  18. 18. A staged Approach to Migraine Pharmacotherapy Stage Diagnoses Therapies SC, IM, or IV 5-HT1 agonist IM or IV dopamine antagonist Prophylactic medications Severe headaches >3x per month Significant functional impairment Marked nausea and/or vomiting Severe Migraine Oral, nasal, or SC 5-HT1 agonist Oral dopamine antagonist Moderate or severe headaches Nausea common Some impairment of functioning Moderate Migraine NSAIDs Combination analgesics Oral 5-HT1 agonists Occasional throbbing headaches No major impairment of functioning Mild Migraine
  19. 19. STEP-CARE vs STRATIFIED-CARE in HEADACHE MANAGEMENT <ul><li>STEP-CARE : Begins at the bottom of therapeutic pyramid- simple, least expensive agent and escalated according to patient’s need. </li></ul><ul><li>STRATIFIED- CARE: Provides a systematic method to match the treatment needs of the patient with the intensity of treatment. </li></ul>
  20. 20. A STAGED APPROACH TO MIGRAINE PHARMACOTHERAPY SC, IM, or IV 5-HT1 agonist IM or IV dopamine antagonist Prophylactic medications Severe HA >3x / mo Significant functional impairment Marked nausea and/or vomiting Severe migraine Oral, nasal r SC 5-HT1 agonist Oral dopamine antagonists Moderate or severe HA Nausea common Some impairment of functioning Moderate Migraine NSAIDs Combination analgesics Oral 5-HT1 agonist Occasional throbbing HA No major impairment of functioning Mild Migraine THERAPIES DIAGNOSIS STAGE

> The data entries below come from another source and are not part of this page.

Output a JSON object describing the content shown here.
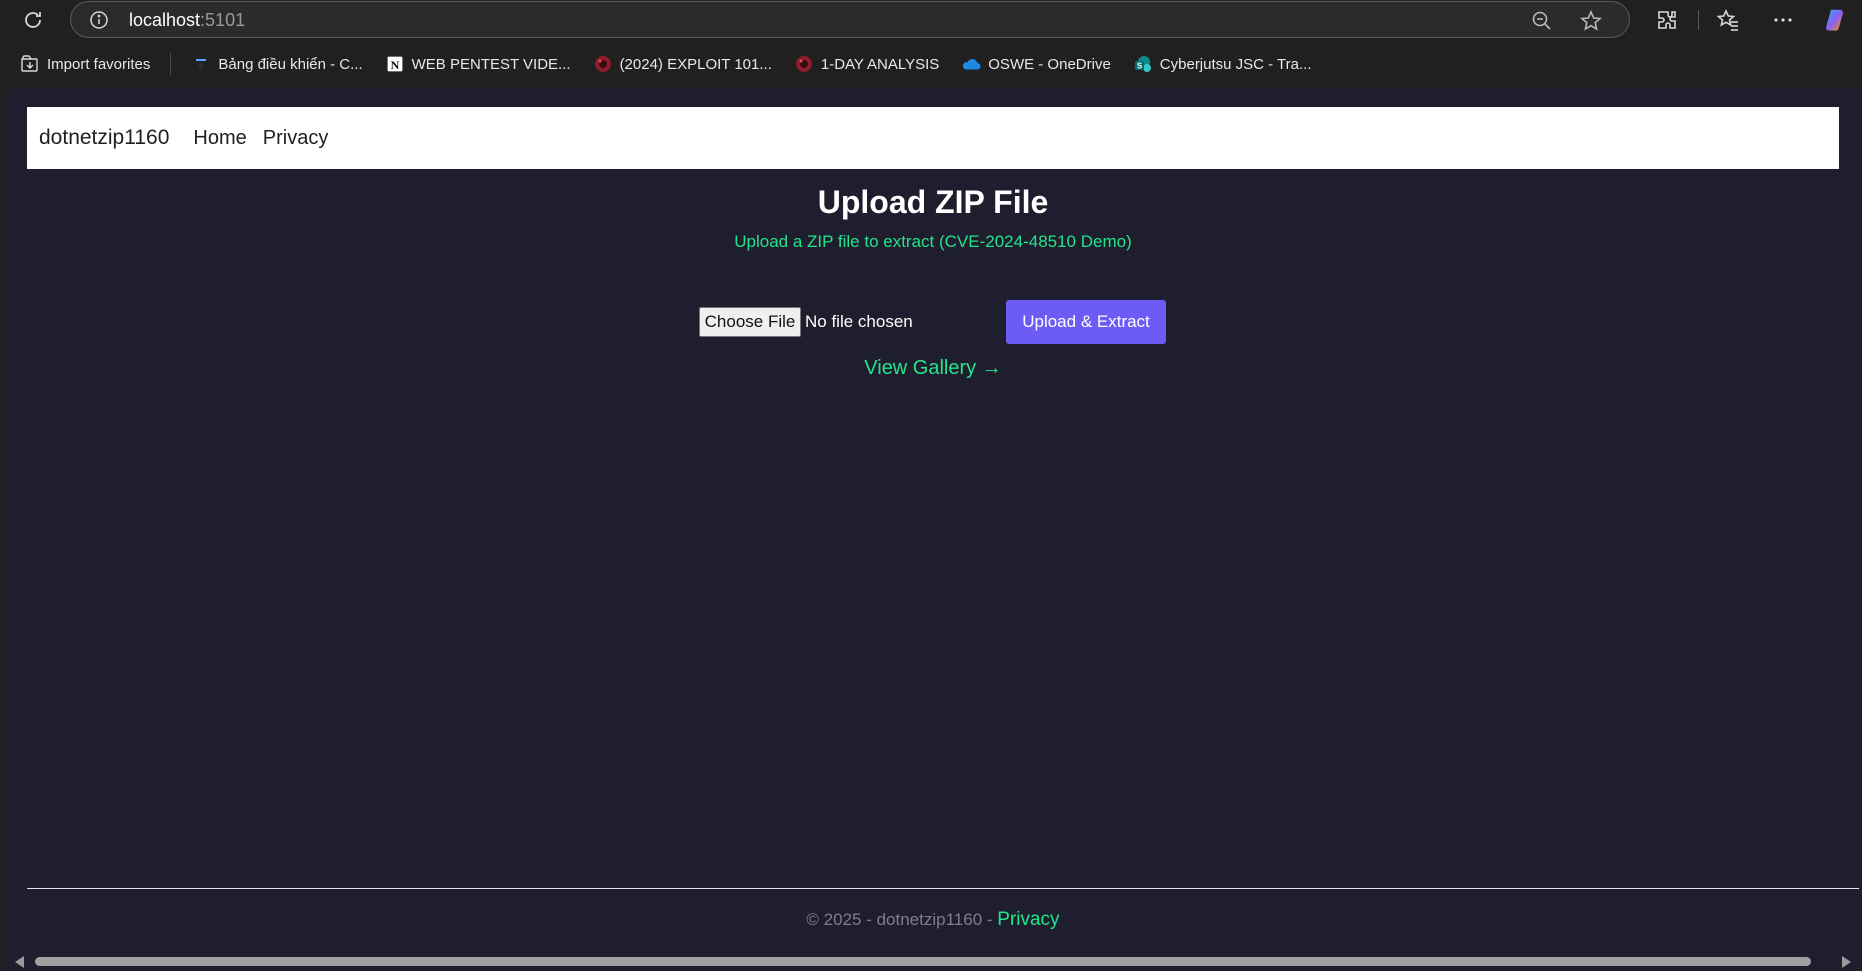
{
  "browser": {
    "url_host": "localhost",
    "url_port": ":5101",
    "bookmarks": [
      {
        "label": "Import favorites",
        "icon": "import-favorites-icon"
      },
      {
        "label": "Bảng điều khiển - C...",
        "icon": "dashboard-icon"
      },
      {
        "label": "WEB PENTEST VIDE...",
        "icon": "notion-icon"
      },
      {
        "label": "(2024) EXPLOIT 101...",
        "icon": "red-globe-icon"
      },
      {
        "label": "1-DAY ANALYSIS",
        "icon": "red-globe-icon"
      },
      {
        "label": "OSWE - OneDrive",
        "icon": "onedrive-icon"
      },
      {
        "label": "Cyberjutsu JSC - Tra...",
        "icon": "sharepoint-icon"
      }
    ]
  },
  "navbar": {
    "brand": "dotnetzip1160",
    "links": [
      "Home",
      "Privacy"
    ]
  },
  "main": {
    "title": "Upload ZIP File",
    "subtitle": "Upload a ZIP file to extract (CVE-2024-48510 Demo)",
    "choose_file_label": "Choose File",
    "no_file_text": "No file chosen",
    "upload_button": "Upload & Extract",
    "gallery_link": "View Gallery →"
  },
  "footer": {
    "copyright": "© 2025 - dotnetzip1160 - ",
    "privacy_link": "Privacy"
  },
  "colors": {
    "page_bg": "#1e1e2f",
    "accent_green": "#22e58a",
    "button_purple": "#6c5bf5"
  }
}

  21. 21. DRUGS EFFECTIVE IN ACUTE TREATMENT OF MIGRAINE 0ne 2-mg sl tab at onsetand q 1/2h mx 3/d; 5/wk 2.5 mg tb at onset, rpt after 4 hrs 5-10 mg at onset rpt after 2 hrs, mx-10mg/d 50 to 100 mg tb at onset, rpt after 2 hrs. mx 200 mg/d 2.5 mg at onset, rpt after 2 hrs, mx 10mg/d Ergomer Ercaf; Wigraine Amerge Maxalt Imitrex, Imigran Zomig (Rapimelt) 5-HT1 AGONIST ORAL: Ergotamine Ergotamine-caffeine Naratriptan Rizatriptan Sumatriptan Zolmitriptan 2 tab q6h max 8/day Excedrin- Migraine NSAIDs________________ Acetaminophen, aspirin, caffeine DOSAGE TRADE NAME DRUG

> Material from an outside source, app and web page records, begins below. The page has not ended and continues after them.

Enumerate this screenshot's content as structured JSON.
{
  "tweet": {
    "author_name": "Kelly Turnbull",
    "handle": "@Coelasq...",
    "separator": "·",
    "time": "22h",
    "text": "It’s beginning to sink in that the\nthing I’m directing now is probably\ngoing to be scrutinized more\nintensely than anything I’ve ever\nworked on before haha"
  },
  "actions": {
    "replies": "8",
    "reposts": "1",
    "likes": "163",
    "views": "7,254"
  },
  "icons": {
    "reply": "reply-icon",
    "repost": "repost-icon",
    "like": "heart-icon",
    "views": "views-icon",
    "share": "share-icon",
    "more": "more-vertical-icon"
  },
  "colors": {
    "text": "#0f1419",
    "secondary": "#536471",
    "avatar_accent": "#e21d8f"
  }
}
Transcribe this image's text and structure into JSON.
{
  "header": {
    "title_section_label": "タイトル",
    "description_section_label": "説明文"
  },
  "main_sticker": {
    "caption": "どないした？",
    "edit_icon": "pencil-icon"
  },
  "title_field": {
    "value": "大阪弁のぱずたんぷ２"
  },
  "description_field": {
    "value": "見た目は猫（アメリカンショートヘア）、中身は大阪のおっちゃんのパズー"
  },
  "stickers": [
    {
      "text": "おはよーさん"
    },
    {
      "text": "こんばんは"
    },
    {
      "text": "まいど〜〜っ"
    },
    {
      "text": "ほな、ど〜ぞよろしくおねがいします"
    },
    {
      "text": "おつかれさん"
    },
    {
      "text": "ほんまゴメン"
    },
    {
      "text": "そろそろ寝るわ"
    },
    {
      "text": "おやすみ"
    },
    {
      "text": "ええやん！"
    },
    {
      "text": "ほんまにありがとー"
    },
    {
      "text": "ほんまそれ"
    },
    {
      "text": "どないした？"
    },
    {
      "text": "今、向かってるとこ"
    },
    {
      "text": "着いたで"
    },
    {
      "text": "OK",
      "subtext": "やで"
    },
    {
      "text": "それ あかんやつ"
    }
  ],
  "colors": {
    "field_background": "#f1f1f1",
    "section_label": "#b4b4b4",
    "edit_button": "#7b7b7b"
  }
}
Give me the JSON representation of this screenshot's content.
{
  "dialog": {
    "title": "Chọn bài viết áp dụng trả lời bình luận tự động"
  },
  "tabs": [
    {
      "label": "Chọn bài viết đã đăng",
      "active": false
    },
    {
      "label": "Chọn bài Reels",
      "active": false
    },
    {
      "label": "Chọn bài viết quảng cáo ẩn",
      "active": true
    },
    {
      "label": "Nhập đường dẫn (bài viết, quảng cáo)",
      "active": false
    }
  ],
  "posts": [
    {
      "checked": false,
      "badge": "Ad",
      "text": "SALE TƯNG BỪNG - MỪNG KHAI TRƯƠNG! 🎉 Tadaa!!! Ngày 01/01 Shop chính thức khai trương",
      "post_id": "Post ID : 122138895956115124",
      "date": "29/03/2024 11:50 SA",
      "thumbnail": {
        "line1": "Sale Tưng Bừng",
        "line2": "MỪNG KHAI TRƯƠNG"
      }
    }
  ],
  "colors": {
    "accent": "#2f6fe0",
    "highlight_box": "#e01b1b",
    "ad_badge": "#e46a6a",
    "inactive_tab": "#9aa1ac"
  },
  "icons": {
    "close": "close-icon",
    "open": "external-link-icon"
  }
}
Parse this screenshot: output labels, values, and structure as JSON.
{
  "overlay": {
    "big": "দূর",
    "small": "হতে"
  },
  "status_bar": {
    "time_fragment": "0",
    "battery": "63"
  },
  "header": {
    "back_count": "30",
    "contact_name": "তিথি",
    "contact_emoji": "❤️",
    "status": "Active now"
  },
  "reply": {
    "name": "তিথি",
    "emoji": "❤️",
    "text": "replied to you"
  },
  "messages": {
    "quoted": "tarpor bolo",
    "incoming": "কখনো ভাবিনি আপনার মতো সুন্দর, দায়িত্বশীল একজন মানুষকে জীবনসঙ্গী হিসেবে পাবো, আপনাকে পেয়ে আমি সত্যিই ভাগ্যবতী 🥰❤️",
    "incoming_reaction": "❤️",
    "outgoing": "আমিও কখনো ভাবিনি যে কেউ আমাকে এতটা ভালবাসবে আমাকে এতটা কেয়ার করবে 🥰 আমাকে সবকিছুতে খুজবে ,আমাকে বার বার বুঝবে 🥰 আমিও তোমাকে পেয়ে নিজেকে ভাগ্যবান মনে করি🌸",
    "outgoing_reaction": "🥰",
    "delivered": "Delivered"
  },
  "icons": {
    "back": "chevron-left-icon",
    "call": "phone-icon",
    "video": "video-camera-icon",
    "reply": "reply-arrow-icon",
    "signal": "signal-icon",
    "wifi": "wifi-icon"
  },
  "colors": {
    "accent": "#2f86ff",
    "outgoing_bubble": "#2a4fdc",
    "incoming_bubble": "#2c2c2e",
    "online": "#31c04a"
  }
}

  22. 22. DRUGS EFFECTIVE IN ACUTE TREATMENT OF MIGRAINE One spray per nostril then 15 minutes after 5 to 20 mg spray as 4 sprays of 5 mg per nostril may rpt once after 2 hrs. mx 40mg/d 1 mg IV<IM<or SC at onset and q1h mx. 3mg/d; 6mg/wk 6 mg SC at onset, rpt once after 1 hr mx- 2 doses/d Migranal nasal spray Imitrex nasal spray DHE-45 Imitrex inj 5-HT1 agonist NASAL Dihydroergotamine Sumatriptan PARENTERAL Dihydroergotamine Sumatriptan

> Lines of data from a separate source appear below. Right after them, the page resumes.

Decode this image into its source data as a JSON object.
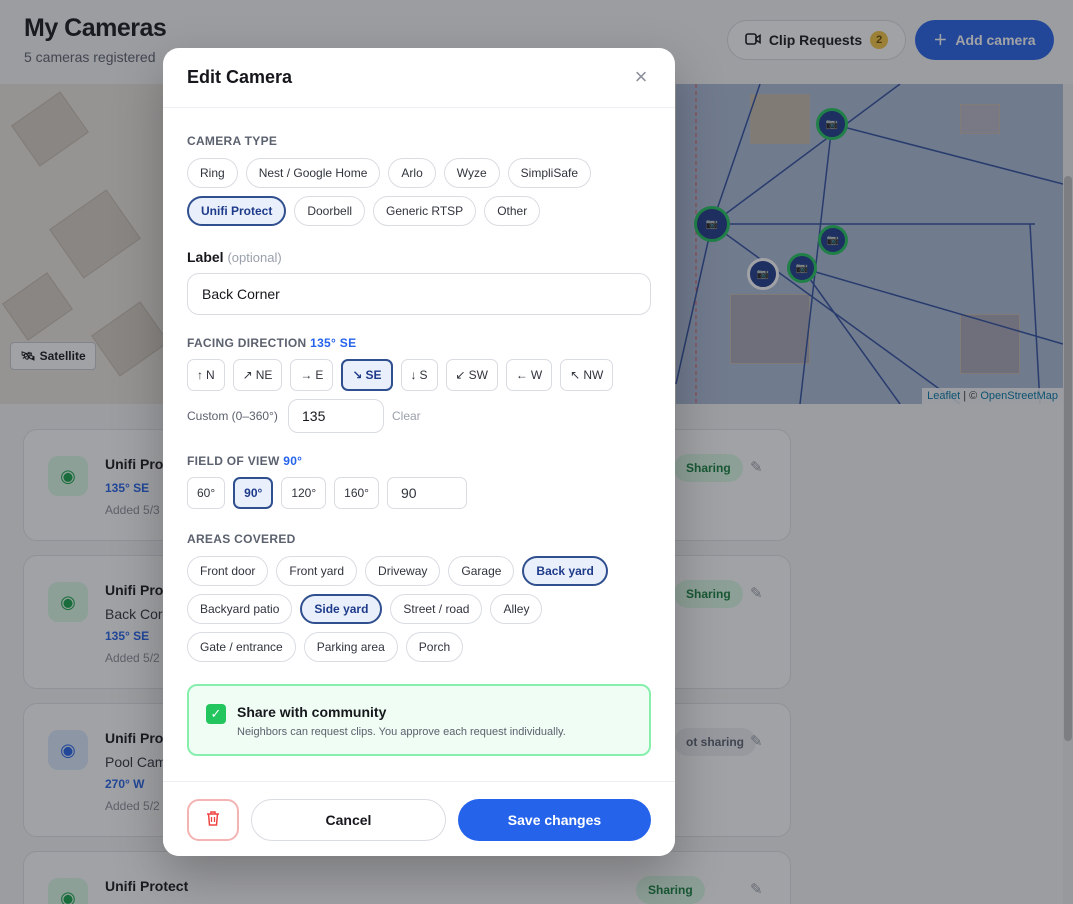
{
  "page": {
    "title": "My Cameras",
    "subtitle": "5 cameras registered",
    "clip_requests_label": "Clip Requests",
    "clip_requests_count": "2",
    "add_camera_label": "Add camera"
  },
  "map": {
    "satellite_label": "Satellite",
    "attribution_leaflet": "Leaflet",
    "attribution_sep": " | © ",
    "attribution_osm": "OpenStreetMap"
  },
  "camera_list": [
    {
      "name": "Unifi Prot",
      "label": "",
      "direction": "135° SE",
      "added": "Added 5/3",
      "sharing": "Sharing"
    },
    {
      "name": "Unifi Prot",
      "label": "Back Cor",
      "direction": "135° SE",
      "added": "Added 5/2",
      "sharing": "Sharing"
    },
    {
      "name": "Unifi Prot",
      "label": "Pool Cam",
      "direction": "270° W",
      "added": "Added 5/2",
      "sharing": "ot sharing"
    },
    {
      "name": "Unifi Protect",
      "label": "",
      "direction": "",
      "added": "",
      "sharing": "Sharing"
    }
  ],
  "modal": {
    "title": "Edit Camera",
    "camera_type": {
      "label": "CAMERA TYPE",
      "row1": [
        "Ring",
        "Nest / Google Home",
        "Arlo",
        "Wyze",
        "SimpliSafe"
      ],
      "row2": [
        "Unifi Protect",
        "Doorbell",
        "Generic RTSP",
        "Other"
      ],
      "selected": "Unifi Protect"
    },
    "label_field": {
      "title": "Label",
      "hint": "(optional)",
      "value": "Back Corner"
    },
    "facing": {
      "label": "FACING DIRECTION",
      "value_text": "135° SE",
      "directions": [
        {
          "arrow": "↑",
          "label": "N"
        },
        {
          "arrow": "↗",
          "label": "NE"
        },
        {
          "arrow": "→",
          "label": "E"
        },
        {
          "arrow": "↘",
          "label": "SE"
        },
        {
          "arrow": "↓",
          "label": "S"
        },
        {
          "arrow": "↙",
          "label": "SW"
        },
        {
          "arrow": "←",
          "label": "W"
        },
        {
          "arrow": "↖",
          "label": "NW"
        }
      ],
      "selected": "SE",
      "custom_label": "Custom (0–360°)",
      "custom_value": "135",
      "clear_label": "Clear"
    },
    "fov": {
      "label": "FIELD OF VIEW",
      "value_text": "90°",
      "options": [
        "60°",
        "90°",
        "120°",
        "160°"
      ],
      "selected": "90°",
      "custom_value": "90"
    },
    "areas": {
      "label": "AREAS COVERED",
      "row1": [
        "Front door",
        "Front yard",
        "Driveway",
        "Garage",
        "Back yard"
      ],
      "row2": [
        "Backyard patio",
        "Side yard",
        "Street / road",
        "Alley"
      ],
      "row3": [
        "Gate / entrance",
        "Parking area",
        "Porch"
      ],
      "selected": [
        "Back yard",
        "Side yard"
      ]
    },
    "share": {
      "checked": true,
      "title": "Share with community",
      "description": "Neighbors can request clips. You approve each request individually."
    },
    "footer": {
      "cancel_label": "Cancel",
      "save_label": "Save changes"
    }
  },
  "colors": {
    "accent": "#2563eb",
    "selected_border": "#2f4f8f",
    "share_green": "#22c55e",
    "delete_red": "#ef4444"
  }
}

  23. 23. DRUGS EFFECTIVE IN ACUTE TREATMENT OF MIGRAINE <ul><li>DOPAMINE ANTAGONIST </li></ul><ul><li>ORAL </li></ul><ul><li>Metoclopramide Reglan,generic 5-10 mg/d </li></ul><ul><li>Prochlorperazine Compazine, 1-25mg/d </li></ul><ul><li>PARENTERAL </li></ul><ul><li>Chlorpromazine generic 0.1 mg/kg IV at 2 mg /min mx 35mg/d Metoclopramide Reglan 10mg IV </li></ul><ul><li>Prochlorperazine Compazine 10 mg/IV </li></ul>
  24. 24. DRUGS EFFECTIVE IN PROPHYLACTIC TREATMENT OF MIGRAINE 80-320mg qd 20-60 mg qd 250 mg bid (mx:1000mg/d) 10-5-mg qhs 25-75 mg qhs 15 mg qd 10 mg qd 4-8 mg qd 4-16 mg qd 40-240 mg qd Inderal Blocadren Depakote Elavil, generic Pamelor Nardil Marplan Sansert Periactin Isoptin B- Adrenergic agents Propranolol Timolol Anticonvulsant Sodium valproate Tricyclic antidepressant Amitriptyline Nortriptyline Monoamine oxidase inhibitor Phenelzine Isocarboxazid Serotonergic drugs Methysergide Cyproheptadine Other Verapamil DOSAGE TRADE NAME DRUG

×